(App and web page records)

......

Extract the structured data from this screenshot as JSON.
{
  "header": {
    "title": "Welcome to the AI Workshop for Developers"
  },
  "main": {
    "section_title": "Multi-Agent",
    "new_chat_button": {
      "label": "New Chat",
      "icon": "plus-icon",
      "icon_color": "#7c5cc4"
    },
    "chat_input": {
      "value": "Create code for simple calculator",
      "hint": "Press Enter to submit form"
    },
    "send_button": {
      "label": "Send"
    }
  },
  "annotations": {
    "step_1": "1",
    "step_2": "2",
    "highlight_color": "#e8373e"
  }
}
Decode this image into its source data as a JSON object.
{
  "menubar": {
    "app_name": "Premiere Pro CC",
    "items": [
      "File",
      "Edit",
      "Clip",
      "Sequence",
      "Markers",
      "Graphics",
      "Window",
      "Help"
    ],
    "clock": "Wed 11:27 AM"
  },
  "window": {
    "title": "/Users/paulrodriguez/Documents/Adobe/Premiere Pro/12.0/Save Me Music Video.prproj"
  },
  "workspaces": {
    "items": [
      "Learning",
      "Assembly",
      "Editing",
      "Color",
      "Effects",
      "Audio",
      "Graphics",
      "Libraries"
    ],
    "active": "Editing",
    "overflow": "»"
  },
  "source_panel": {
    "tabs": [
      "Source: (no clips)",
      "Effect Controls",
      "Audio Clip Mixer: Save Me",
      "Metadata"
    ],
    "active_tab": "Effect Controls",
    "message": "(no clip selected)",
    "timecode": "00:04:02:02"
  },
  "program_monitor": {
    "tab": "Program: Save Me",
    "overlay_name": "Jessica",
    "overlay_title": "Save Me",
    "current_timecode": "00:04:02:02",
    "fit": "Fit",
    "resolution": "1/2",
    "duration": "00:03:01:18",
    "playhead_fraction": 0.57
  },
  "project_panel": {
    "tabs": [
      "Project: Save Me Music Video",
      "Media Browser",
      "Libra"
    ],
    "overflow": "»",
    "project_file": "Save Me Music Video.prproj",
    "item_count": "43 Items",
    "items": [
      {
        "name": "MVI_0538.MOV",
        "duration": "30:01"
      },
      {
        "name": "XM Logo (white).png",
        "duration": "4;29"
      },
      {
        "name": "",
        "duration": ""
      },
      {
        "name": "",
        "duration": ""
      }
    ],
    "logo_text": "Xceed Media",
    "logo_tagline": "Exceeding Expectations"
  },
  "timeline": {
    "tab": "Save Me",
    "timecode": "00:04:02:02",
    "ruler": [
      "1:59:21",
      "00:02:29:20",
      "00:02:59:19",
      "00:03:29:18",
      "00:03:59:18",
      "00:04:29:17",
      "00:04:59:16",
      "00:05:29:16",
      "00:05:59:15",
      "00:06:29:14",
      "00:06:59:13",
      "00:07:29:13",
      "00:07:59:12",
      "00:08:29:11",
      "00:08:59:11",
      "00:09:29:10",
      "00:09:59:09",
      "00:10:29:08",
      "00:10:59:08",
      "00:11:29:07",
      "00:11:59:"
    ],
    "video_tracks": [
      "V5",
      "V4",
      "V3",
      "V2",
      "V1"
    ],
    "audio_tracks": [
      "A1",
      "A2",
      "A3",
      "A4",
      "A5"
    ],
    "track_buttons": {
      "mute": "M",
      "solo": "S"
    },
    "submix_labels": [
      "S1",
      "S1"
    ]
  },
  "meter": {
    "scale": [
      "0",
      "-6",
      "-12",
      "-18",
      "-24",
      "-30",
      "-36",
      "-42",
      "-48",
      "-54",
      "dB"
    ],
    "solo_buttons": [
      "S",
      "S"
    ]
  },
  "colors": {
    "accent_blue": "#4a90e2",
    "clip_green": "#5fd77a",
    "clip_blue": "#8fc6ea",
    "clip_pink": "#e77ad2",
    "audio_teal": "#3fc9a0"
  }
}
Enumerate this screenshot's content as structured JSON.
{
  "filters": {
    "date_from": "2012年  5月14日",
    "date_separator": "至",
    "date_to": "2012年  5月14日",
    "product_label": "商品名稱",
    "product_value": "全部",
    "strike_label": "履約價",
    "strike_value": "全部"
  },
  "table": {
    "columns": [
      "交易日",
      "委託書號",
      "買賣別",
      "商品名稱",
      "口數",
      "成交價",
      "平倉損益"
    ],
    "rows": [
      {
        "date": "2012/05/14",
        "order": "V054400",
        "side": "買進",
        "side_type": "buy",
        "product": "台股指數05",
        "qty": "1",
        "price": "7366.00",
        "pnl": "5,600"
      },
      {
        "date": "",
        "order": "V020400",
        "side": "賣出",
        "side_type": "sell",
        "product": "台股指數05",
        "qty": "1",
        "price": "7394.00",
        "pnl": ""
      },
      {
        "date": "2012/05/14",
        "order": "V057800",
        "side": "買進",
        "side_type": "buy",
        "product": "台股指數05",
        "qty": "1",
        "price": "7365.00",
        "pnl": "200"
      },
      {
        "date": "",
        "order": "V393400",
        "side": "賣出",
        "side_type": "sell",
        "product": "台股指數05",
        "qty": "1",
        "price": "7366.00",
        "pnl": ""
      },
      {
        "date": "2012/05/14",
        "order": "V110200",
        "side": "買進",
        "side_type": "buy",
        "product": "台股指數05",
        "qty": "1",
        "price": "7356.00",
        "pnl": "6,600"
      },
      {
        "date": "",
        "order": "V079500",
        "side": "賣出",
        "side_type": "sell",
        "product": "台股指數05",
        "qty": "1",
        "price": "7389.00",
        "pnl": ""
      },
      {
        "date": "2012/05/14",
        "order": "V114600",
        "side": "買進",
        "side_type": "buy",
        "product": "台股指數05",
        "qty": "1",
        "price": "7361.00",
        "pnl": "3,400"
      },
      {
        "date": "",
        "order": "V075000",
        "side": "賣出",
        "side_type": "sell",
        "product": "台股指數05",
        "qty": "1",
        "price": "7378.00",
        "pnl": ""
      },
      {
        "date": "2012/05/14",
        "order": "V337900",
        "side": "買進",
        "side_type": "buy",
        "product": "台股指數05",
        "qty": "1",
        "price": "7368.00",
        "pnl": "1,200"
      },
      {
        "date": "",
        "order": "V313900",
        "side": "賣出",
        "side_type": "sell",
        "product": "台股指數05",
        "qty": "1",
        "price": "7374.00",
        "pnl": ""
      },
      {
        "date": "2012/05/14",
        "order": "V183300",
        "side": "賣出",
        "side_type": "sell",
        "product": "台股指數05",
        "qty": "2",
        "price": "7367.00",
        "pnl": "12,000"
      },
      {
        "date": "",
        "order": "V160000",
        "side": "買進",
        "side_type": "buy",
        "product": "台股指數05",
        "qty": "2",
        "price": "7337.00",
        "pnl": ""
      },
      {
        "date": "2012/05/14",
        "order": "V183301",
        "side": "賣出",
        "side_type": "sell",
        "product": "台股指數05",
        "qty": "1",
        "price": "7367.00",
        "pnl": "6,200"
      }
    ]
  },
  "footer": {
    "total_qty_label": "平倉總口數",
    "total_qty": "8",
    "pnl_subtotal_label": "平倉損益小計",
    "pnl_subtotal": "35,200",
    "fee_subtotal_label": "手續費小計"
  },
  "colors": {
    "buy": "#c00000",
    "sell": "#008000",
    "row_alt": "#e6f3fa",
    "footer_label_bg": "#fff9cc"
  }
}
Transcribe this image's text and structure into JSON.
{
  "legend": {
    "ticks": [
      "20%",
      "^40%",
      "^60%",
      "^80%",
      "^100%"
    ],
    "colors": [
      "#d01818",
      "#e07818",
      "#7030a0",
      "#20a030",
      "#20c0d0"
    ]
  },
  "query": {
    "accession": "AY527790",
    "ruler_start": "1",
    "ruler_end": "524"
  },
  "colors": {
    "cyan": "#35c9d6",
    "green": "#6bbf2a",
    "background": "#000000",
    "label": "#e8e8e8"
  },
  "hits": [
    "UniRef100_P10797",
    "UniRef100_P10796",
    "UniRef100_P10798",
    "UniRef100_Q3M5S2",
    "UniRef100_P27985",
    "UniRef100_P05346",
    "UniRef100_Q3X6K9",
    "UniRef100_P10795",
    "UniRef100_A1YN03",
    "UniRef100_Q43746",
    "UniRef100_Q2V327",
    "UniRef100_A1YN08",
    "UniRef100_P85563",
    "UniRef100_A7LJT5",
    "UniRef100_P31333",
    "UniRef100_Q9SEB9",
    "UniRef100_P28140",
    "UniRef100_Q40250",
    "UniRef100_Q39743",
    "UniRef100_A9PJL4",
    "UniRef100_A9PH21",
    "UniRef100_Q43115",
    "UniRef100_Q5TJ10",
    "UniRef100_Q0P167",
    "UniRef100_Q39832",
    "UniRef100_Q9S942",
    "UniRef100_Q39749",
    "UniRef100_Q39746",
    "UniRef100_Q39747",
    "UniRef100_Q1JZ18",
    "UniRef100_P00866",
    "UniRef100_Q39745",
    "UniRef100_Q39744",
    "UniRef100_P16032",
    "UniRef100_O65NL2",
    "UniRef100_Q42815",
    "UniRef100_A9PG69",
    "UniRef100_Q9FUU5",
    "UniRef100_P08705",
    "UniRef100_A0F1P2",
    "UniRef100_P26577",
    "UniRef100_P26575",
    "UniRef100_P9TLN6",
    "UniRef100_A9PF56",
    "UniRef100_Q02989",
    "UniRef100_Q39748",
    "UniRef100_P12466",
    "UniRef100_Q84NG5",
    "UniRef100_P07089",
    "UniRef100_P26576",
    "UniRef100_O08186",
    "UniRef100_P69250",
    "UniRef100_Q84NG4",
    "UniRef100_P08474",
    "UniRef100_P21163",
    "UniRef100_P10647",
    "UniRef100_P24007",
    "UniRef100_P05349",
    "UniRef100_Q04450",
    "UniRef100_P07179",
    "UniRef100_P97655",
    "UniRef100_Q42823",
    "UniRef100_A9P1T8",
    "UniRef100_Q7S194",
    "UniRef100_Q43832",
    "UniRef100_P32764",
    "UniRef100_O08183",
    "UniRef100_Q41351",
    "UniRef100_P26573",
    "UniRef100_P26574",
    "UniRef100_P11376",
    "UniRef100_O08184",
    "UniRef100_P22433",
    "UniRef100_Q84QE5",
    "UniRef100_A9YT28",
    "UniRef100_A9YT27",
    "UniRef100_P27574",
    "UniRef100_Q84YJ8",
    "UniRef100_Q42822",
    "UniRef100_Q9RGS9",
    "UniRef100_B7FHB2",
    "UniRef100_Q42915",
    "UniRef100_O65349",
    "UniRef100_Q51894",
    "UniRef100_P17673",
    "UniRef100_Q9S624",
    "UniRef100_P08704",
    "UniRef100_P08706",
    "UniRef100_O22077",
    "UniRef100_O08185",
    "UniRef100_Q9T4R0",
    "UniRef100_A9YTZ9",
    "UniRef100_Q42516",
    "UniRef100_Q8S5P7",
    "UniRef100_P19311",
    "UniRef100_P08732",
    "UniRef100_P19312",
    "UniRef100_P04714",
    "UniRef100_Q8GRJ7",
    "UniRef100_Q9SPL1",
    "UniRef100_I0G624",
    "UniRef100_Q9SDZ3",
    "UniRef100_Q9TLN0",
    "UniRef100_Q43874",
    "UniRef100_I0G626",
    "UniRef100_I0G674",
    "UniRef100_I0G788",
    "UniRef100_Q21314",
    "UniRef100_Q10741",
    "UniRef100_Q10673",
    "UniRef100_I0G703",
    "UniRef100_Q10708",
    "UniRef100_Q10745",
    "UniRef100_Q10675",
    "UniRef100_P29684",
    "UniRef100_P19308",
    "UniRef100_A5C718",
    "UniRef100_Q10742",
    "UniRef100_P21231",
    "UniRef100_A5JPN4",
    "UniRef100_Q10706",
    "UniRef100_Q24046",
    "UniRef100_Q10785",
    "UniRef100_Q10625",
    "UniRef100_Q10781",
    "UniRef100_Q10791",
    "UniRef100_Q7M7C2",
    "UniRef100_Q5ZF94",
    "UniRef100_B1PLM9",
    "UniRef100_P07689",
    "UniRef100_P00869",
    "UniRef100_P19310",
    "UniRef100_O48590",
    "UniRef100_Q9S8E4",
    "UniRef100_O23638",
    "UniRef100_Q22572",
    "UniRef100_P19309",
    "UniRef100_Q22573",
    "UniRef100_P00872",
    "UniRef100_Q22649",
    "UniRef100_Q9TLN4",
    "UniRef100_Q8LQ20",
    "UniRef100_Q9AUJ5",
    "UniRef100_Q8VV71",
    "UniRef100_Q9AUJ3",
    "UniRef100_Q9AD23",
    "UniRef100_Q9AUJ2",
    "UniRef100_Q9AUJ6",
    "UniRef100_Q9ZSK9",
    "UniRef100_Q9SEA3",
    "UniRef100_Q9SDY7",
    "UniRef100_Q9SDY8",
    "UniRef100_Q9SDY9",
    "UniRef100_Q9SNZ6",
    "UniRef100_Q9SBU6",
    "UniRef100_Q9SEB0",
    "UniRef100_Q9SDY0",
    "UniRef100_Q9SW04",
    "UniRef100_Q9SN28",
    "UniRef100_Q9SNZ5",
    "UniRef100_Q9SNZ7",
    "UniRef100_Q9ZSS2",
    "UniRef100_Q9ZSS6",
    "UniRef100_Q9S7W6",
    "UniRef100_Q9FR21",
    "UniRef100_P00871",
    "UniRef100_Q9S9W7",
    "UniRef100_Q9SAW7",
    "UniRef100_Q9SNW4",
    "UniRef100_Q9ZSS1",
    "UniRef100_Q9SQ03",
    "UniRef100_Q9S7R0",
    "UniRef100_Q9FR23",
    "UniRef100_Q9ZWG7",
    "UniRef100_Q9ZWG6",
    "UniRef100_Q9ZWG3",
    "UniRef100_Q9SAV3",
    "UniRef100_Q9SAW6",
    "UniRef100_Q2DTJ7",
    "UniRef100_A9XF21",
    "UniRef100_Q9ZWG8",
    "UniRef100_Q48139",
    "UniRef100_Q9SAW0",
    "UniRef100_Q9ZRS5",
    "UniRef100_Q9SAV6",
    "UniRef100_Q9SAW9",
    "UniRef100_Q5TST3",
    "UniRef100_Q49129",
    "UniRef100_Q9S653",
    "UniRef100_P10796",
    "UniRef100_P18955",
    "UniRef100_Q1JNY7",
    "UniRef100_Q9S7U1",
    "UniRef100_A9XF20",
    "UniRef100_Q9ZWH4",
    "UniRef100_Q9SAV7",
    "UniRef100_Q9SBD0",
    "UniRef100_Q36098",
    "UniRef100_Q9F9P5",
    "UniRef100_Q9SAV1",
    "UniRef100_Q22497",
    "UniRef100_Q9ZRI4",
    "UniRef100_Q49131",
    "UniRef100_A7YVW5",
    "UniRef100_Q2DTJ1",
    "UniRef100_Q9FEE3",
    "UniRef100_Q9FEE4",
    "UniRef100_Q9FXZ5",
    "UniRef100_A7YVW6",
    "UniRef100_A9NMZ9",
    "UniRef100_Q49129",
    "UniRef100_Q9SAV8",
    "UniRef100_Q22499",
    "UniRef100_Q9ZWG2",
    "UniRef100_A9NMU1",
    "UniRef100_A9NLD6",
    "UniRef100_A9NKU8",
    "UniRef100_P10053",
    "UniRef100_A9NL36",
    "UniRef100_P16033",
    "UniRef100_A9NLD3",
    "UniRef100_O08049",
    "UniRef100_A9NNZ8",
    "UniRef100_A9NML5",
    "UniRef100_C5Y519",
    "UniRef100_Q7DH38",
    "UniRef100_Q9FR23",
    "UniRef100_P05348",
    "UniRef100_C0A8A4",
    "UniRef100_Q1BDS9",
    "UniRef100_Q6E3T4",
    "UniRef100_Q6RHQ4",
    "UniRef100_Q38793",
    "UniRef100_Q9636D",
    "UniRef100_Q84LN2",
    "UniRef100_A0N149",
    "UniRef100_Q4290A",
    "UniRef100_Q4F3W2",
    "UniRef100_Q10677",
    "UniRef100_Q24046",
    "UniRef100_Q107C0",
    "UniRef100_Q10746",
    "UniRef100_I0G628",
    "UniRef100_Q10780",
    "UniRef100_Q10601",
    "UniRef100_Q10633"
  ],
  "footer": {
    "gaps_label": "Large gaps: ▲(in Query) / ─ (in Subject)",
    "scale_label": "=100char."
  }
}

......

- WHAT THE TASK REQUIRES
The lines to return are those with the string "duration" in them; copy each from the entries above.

- RESULT OF THIS TASK
    "duration": "00:03:01:18",
        "duration": "30:01"
        "duration": "4;29"
        "duration": ""
        "duration": ""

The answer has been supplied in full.